[Opening Data to examine section]

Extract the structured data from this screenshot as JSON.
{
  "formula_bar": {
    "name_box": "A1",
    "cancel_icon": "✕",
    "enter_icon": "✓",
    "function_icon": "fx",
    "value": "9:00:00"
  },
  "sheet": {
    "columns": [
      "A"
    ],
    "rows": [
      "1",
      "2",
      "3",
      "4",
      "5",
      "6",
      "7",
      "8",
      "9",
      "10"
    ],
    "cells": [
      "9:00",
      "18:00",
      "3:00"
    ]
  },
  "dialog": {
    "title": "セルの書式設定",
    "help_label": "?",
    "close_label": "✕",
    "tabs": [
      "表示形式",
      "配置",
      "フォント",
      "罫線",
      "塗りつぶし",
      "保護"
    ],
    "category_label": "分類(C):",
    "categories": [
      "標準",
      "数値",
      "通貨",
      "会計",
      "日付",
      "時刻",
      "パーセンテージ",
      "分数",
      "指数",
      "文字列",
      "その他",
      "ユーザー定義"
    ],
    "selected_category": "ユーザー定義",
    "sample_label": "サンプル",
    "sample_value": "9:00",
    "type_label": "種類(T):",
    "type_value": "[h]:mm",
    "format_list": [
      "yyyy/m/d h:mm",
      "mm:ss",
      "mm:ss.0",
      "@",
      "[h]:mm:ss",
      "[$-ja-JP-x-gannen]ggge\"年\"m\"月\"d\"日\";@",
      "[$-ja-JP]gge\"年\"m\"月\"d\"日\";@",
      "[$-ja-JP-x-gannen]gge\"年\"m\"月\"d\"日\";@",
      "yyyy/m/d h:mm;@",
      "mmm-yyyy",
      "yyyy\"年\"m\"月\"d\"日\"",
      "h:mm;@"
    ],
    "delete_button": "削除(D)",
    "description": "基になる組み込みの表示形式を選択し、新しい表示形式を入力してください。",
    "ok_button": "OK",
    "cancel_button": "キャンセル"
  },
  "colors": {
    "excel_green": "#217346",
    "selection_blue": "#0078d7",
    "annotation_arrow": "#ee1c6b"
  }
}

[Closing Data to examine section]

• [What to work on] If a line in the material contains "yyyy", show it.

• [Finished task]
      "yyyy/m/d h:mm",
      "yyyy/m/d h:mm;@",
      "mmm-yyyy",
      "yyyy\"年\"m\"月\"d\"日\"",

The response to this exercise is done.